Material to process:
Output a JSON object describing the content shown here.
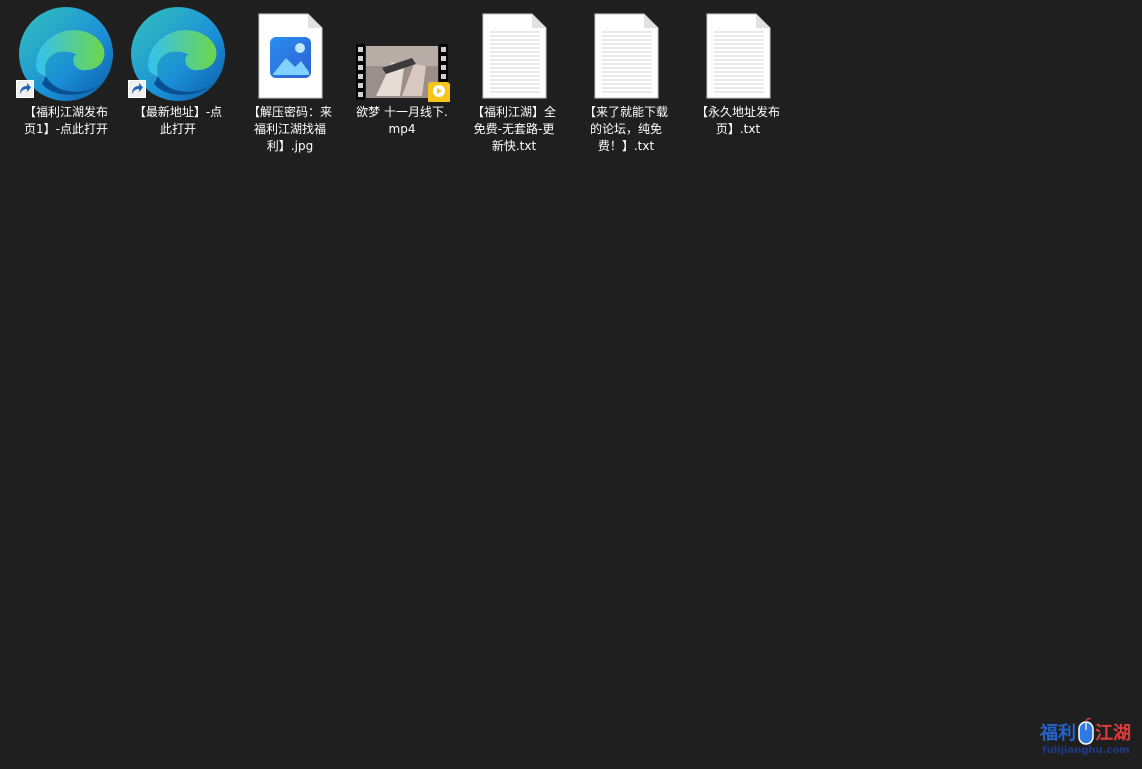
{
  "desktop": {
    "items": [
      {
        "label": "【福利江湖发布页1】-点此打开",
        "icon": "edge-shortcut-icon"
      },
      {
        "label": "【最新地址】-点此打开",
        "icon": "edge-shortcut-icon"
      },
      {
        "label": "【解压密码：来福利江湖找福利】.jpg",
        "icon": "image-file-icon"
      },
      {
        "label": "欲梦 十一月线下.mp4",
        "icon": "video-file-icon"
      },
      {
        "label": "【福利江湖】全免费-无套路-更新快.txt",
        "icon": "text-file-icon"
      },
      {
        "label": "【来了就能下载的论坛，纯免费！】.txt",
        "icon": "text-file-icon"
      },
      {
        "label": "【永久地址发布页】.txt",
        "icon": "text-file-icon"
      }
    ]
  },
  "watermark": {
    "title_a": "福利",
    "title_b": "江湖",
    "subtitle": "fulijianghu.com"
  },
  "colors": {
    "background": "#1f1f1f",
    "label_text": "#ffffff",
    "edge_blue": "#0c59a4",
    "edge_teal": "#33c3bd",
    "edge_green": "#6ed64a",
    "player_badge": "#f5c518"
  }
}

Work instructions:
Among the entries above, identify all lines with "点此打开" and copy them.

Solution below:
        "label": "【福利江湖发布页1】-点此打开",
        "label": "【最新地址】-点此打开",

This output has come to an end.